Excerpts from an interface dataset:
=====

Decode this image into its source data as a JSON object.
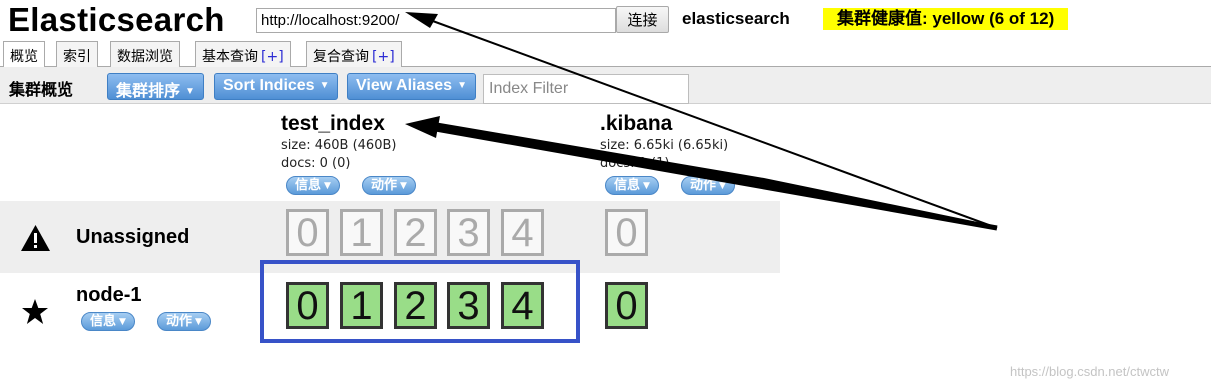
{
  "header": {
    "app_title": "Elasticsearch",
    "url_value": "http://localhost:9200/",
    "connect_label": "连接",
    "cluster_name": "elasticsearch",
    "health_text": "集群健康值: yellow (6 of 12)",
    "health_color": "#ffff00"
  },
  "tabs": [
    {
      "label": "概览",
      "plus": ""
    },
    {
      "label": "索引",
      "plus": ""
    },
    {
      "label": "数据浏览",
      "plus": ""
    },
    {
      "label": "基本查询",
      "plus": "[+]"
    },
    {
      "label": "复合查询",
      "plus": "[+]"
    }
  ],
  "toolbar": {
    "title": "集群概览",
    "cluster_sort_label": "集群排序",
    "sort_indices_label": "Sort Indices",
    "view_aliases_label": "View Aliases",
    "index_filter_placeholder": "Index Filter"
  },
  "indices": [
    {
      "name": "test_index",
      "size": "size: 460B (460B)",
      "docs": "docs: 0 (0)",
      "info_label": "信息",
      "action_label": "动作"
    },
    {
      "name": ".kibana",
      "size": "size: 6.65ki (6.65ki)",
      "docs": "docs: 1 (1)",
      "info_label": "信息",
      "action_label": "动作"
    }
  ],
  "unassigned": {
    "label": "Unassigned",
    "icon": "warning-icon",
    "test_index_shards": [
      "0",
      "1",
      "2",
      "3",
      "4"
    ],
    "kibana_shards": [
      "0"
    ]
  },
  "node": {
    "label": "node-1",
    "icon": "star-icon",
    "info_label": "信息",
    "action_label": "动作",
    "test_index_shards": [
      "0",
      "1",
      "2",
      "3",
      "4"
    ],
    "kibana_shards": [
      "0"
    ]
  },
  "colors": {
    "assigned_shard": "#99dd88",
    "highlight": "#3752c8",
    "button_blue": "#4f8fd4"
  },
  "watermark": "https://blog.csdn.net/ctwctw"
}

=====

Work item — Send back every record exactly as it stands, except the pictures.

Solved exercise —
Decode this image into its source data as a JSON object.
{
  "header": {
    "app_title": "Elasticsearch",
    "url_value": "http://localhost:9200/",
    "connect_label": "连接",
    "cluster_name": "elasticsearch",
    "health_text": "集群健康值: yellow (6 of 12)",
    "health_color": "#ffff00"
  },
  "tabs": [
    {
      "label": "概览",
      "plus": ""
    },
    {
      "label": "索引",
      "plus": ""
    },
    {
      "label": "数据浏览",
      "plus": ""
    },
    {
      "label": "基本查询",
      "plus": "[+]"
    },
    {
      "label": "复合查询",
      "plus": "[+]"
    }
  ],
  "toolbar": {
    "title": "集群概览",
    "cluster_sort_label": "集群排序",
    "sort_indices_label": "Sort Indices",
    "view_aliases_label": "View Aliases",
    "index_filter_placeholder": "Index Filter"
  },
  "indices": [
    {
      "name": "test_index",
      "size": "size: 460B (460B)",
      "docs": "docs: 0 (0)",
      "info_label": "信息",
      "action_label": "动作"
    },
    {
      "name": ".kibana",
      "size": "size: 6.65ki (6.65ki)",
      "docs": "docs: 1 (1)",
      "info_label": "信息",
      "action_label": "动作"
    }
  ],
  "unassigned": {
    "label": "Unassigned",
    "icon": "warning-icon",
    "test_index_shards": [
      "0",
      "1",
      "2",
      "3",
      "4"
    ],
    "kibana_shards": [
      "0"
    ]
  },
  "node": {
    "label": "node-1",
    "icon": "star-icon",
    "info_label": "信息",
    "action_label": "动作",
    "test_index_shards": [
      "0",
      "1",
      "2",
      "3",
      "4"
    ],
    "kibana_shards": [
      "0"
    ]
  },
  "colors": {
    "assigned_shard": "#99dd88",
    "highlight": "#3752c8",
    "button_blue": "#4f8fd4"
  },
  "watermark": "https://blog.csdn.net/ctwctw"
}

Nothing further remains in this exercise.